There is some action in this movie, but honestly it felt pretty mediocre. However, it's not really worth complaining about anyway since NGNL was never really an action anime in the first place. You do get to see Jibril's powers in actions though, which is pretty cool.
If there's one actual problem with it, it's the pacing. Others have mentioned this, but the pacing can get real wonky at times. Judging by what I know about the source material, quite a bit of details were left out, so it makes sense the pacing feels weird. Other than this I'd say it's a solid movie. Definitely a must watch for anyone who enjoyed the original. Eights across the board.
From what I had seen in the anime it all revolved around high-stake games that capitalized one its dramatic and emotional moments to keep the audience at the edge of their seats. While in-between comedic hilarity would ensue to relieve the viewer.
But this movie was utter raw emotion. This was not just a story of the Great War, nor was it just a prequel to the main story. It is the tragedy of two lovers that wanted nothing more than to be each other. Forever...
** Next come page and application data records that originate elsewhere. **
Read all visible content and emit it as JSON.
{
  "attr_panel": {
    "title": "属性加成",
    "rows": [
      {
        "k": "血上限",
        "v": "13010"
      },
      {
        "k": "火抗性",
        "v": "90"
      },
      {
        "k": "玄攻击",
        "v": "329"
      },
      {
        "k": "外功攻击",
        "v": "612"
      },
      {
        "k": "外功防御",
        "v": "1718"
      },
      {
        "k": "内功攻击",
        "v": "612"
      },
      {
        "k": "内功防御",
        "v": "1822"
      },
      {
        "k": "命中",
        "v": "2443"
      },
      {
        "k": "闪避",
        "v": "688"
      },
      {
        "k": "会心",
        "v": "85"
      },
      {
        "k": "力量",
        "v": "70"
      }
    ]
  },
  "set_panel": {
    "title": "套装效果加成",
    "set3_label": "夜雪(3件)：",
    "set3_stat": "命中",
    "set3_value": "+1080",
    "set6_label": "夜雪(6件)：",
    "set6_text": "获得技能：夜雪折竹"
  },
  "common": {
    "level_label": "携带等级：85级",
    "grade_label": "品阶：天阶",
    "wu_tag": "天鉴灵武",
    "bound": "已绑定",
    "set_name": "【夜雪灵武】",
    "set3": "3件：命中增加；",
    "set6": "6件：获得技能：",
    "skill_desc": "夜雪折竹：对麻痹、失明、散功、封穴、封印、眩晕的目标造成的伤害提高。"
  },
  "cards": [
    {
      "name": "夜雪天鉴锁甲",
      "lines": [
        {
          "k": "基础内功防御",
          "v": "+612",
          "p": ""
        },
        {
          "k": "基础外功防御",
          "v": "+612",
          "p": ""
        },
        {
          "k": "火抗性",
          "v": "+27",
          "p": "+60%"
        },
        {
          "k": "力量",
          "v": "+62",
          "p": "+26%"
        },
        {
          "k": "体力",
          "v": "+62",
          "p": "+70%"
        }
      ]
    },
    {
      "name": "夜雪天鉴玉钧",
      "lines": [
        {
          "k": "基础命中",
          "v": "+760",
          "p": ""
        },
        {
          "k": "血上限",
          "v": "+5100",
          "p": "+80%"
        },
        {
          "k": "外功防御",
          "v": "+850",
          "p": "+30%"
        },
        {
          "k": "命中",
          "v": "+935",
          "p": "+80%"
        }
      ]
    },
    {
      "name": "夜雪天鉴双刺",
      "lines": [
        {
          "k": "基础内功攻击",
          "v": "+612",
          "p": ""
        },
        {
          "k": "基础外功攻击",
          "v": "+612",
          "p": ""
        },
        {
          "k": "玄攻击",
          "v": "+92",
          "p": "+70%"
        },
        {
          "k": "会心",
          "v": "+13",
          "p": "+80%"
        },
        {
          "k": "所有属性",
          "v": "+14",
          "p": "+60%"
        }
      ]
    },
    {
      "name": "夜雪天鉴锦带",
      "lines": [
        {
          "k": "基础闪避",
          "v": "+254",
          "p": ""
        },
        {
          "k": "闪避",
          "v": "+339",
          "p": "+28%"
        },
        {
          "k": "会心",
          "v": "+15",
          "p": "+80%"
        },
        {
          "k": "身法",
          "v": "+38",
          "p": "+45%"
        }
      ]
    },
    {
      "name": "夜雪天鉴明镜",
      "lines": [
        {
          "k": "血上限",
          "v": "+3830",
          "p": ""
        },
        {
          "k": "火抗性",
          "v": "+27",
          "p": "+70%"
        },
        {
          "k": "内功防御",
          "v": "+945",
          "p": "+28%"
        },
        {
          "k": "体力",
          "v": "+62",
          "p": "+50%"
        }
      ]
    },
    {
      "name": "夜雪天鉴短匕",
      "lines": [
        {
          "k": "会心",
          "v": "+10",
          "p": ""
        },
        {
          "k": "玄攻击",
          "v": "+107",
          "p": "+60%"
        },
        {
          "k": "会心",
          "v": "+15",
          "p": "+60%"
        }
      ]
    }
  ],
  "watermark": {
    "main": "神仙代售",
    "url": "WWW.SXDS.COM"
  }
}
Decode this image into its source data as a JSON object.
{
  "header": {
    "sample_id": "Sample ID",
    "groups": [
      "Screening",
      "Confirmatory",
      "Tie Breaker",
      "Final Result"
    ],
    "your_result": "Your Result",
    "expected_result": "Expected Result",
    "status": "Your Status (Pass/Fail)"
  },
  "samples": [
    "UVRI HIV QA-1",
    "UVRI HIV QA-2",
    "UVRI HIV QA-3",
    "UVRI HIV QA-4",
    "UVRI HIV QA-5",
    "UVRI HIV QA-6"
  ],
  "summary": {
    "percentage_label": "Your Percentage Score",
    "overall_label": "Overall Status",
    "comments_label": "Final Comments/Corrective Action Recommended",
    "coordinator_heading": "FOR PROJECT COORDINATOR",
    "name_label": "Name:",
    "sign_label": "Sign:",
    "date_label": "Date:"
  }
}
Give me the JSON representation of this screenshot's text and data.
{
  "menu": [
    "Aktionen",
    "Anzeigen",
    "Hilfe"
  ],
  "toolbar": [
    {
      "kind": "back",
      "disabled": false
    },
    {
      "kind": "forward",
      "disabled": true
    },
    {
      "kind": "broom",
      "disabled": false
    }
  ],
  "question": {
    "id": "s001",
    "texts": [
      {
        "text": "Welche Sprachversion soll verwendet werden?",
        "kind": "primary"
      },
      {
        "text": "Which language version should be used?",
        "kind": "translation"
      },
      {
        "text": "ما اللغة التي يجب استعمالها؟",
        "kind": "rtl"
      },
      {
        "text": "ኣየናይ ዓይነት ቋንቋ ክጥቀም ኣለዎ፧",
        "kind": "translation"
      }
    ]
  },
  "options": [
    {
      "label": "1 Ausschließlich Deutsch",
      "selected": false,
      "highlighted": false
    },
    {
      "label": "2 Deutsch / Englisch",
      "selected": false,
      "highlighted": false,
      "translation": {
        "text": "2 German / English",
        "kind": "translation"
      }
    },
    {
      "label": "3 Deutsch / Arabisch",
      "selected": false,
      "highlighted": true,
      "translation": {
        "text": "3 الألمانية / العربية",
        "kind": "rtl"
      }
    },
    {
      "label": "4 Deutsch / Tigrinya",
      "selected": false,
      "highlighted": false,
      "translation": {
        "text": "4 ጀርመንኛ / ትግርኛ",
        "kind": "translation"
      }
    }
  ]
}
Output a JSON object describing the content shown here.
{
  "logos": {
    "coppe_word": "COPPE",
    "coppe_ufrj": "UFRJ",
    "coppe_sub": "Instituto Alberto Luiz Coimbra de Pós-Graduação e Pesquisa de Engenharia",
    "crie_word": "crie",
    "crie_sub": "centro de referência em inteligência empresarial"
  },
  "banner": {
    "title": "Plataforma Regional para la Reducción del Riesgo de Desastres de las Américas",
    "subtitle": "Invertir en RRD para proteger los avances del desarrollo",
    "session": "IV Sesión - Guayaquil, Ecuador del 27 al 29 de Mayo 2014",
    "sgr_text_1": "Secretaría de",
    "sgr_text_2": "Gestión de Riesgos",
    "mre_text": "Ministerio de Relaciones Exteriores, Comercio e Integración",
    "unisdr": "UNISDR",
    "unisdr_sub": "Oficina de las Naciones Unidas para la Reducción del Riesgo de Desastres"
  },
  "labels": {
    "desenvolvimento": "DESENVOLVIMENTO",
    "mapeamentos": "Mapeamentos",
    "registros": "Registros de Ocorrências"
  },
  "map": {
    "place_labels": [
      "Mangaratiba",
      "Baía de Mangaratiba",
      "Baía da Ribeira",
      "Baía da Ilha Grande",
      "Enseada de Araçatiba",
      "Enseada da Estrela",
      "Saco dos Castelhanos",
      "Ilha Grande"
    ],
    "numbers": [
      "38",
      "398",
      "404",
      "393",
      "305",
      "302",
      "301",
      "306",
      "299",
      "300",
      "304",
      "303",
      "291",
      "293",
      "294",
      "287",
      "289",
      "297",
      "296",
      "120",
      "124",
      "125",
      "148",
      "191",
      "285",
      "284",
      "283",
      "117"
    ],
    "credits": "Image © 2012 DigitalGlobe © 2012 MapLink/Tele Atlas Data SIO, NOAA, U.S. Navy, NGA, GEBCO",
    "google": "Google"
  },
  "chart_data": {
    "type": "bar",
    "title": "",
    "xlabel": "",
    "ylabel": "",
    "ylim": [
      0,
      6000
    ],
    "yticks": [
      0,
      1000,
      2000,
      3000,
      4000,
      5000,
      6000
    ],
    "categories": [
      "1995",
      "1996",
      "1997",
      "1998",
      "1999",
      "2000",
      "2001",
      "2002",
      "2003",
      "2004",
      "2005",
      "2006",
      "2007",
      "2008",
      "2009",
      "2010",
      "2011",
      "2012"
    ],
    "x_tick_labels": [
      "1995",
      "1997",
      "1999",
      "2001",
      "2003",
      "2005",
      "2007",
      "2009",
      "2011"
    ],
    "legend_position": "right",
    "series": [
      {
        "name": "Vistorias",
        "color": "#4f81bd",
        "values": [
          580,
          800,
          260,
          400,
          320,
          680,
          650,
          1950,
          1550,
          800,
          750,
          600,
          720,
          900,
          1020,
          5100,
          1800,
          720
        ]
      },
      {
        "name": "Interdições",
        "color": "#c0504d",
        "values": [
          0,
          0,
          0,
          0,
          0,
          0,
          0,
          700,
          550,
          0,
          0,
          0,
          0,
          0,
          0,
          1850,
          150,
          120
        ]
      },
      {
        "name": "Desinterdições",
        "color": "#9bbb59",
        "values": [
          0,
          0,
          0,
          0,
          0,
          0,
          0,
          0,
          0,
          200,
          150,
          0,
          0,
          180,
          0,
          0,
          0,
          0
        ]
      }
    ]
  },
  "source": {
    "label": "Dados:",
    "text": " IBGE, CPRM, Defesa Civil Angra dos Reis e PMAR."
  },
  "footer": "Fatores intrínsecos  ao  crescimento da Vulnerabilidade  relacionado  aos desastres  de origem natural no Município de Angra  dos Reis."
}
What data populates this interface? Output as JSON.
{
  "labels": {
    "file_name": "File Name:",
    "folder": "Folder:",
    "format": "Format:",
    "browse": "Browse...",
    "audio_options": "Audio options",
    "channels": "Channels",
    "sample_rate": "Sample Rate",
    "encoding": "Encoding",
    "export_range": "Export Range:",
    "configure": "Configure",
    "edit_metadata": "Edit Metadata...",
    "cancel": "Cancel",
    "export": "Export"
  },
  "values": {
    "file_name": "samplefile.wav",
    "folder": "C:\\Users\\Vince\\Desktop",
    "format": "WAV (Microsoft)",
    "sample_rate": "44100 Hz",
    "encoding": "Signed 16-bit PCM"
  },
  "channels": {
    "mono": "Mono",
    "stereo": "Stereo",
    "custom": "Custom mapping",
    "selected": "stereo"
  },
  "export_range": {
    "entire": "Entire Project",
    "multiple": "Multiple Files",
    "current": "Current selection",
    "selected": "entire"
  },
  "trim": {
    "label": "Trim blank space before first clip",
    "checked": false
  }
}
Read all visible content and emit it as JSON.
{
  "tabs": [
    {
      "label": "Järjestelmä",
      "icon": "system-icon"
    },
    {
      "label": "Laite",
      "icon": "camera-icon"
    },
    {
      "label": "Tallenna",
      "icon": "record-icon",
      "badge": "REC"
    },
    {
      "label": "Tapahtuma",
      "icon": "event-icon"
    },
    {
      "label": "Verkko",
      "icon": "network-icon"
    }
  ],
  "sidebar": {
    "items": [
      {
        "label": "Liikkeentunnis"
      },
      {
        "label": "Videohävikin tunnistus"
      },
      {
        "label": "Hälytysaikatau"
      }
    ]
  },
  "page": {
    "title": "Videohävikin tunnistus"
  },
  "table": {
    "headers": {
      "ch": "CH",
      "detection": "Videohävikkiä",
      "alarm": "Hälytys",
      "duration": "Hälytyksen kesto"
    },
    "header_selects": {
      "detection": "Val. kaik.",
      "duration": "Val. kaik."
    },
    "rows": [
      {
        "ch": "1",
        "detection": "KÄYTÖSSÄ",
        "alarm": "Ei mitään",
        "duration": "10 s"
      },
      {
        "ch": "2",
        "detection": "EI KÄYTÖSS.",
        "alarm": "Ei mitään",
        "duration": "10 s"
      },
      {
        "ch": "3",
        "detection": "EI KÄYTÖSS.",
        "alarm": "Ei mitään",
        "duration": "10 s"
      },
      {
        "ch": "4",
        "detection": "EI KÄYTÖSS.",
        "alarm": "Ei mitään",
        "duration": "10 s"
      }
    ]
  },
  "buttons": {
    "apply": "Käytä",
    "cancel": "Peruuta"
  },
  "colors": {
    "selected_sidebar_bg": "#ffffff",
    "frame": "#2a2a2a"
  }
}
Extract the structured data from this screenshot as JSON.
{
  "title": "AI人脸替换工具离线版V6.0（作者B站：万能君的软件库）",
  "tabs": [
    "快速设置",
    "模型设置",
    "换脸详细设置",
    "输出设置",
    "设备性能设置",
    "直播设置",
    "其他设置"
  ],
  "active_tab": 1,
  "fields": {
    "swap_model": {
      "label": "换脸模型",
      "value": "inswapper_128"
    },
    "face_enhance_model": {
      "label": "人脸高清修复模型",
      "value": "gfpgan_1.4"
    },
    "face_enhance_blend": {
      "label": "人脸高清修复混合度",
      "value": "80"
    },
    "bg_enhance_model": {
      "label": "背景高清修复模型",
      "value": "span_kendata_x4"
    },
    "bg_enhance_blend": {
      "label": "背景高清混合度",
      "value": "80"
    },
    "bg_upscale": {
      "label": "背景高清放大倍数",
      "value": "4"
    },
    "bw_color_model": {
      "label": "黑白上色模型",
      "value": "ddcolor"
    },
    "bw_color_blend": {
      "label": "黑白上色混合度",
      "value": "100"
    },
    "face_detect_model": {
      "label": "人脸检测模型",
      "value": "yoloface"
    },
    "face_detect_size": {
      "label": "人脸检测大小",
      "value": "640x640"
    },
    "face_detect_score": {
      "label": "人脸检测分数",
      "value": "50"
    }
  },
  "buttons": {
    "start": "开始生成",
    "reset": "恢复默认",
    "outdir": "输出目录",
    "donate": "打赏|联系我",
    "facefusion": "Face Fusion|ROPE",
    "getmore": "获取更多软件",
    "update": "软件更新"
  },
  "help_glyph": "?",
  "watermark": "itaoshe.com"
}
Although the first half could be considered slow and uninteresting when compared to second half. It held the purpose of building
our affection toward Riku and Schwi. Riku struggling to live his life as a weak, pathetic human, and justifying all those he has sent to death to continue his own. Schwi entirely amiss at attempting to understand the anomaly on human existence and the human heart. Only when they are able to confide in each other do they truly have a reason to live.
In the second half do the duo begin to resemble their current counterparts. The spark that has ignited flourishes itself to a roaring flame. Their determination to succeed brings them ever so closer to checkmate. Then watching them fall apart was tearjerking. Schwi's fight with Jiburil and her death showed how much she has changed. She was more than a robot. The feelings Riku gave her allowed her to defy all odds and procure a miracle for her love. It was so impactful to me to see her desperation to live for Riku, to see her relinquish her life for Riku. It was heartbreaking... Then to see Riku denying victory over having sacrificied so many people's lives, including his beloved Schwi.
The growth and death of Riku and Schwi is what this movie capitalized on. And HOLY GOD was it effective and sentimental. I was tearing up during Schwi's final moments.
Beyond the main plot there are a few things I MUST mention!
The scene of Ten establishing the new laws of the world was FANTASTIC, and a perfect ending to both the story of the Great War and Riku and Schwi and leads toward to main story!! How the music progressively ramps up and then crescendos with the appearance of the movie title. It was just perfect! This scene is prime example of using music to elevate the emotion and tone of multiple scenes. Almost every movie does this, but with the great soundtrack and timing. It really stood out and made the scene.
Another thing is I must commend Riku's VA, Yoshitsugu Matsuoka performance. He perfectly captured Riku's pain in his final scene.
The ending song, "There is a Reason" is AMAZING! (You don't need me to tell you that)
So far I have just been singing praise but there are some issues, especially in the first half. Like how it was unclear that Riku was the leader of the humans, which kind of made it strange with his big fit about all the people he sent to death. Also Riku and Schwi's meeting felt a bit forced. Even though it was justified (Schwi wanting to study the human heart), it was really odd for her to come springing out of nowhere. Lastly I felt that Schwi as an emotionless robot was warming up to Riku a bit too quickly. As a movie you have to make the most of your time, but it would of been a bit nice to see her act cold and calculating a little while longer. Lastly is how the first act felt a bit slow, it was a bit of a turn-off. Yet it made the second half stand out from it, so at least that's good.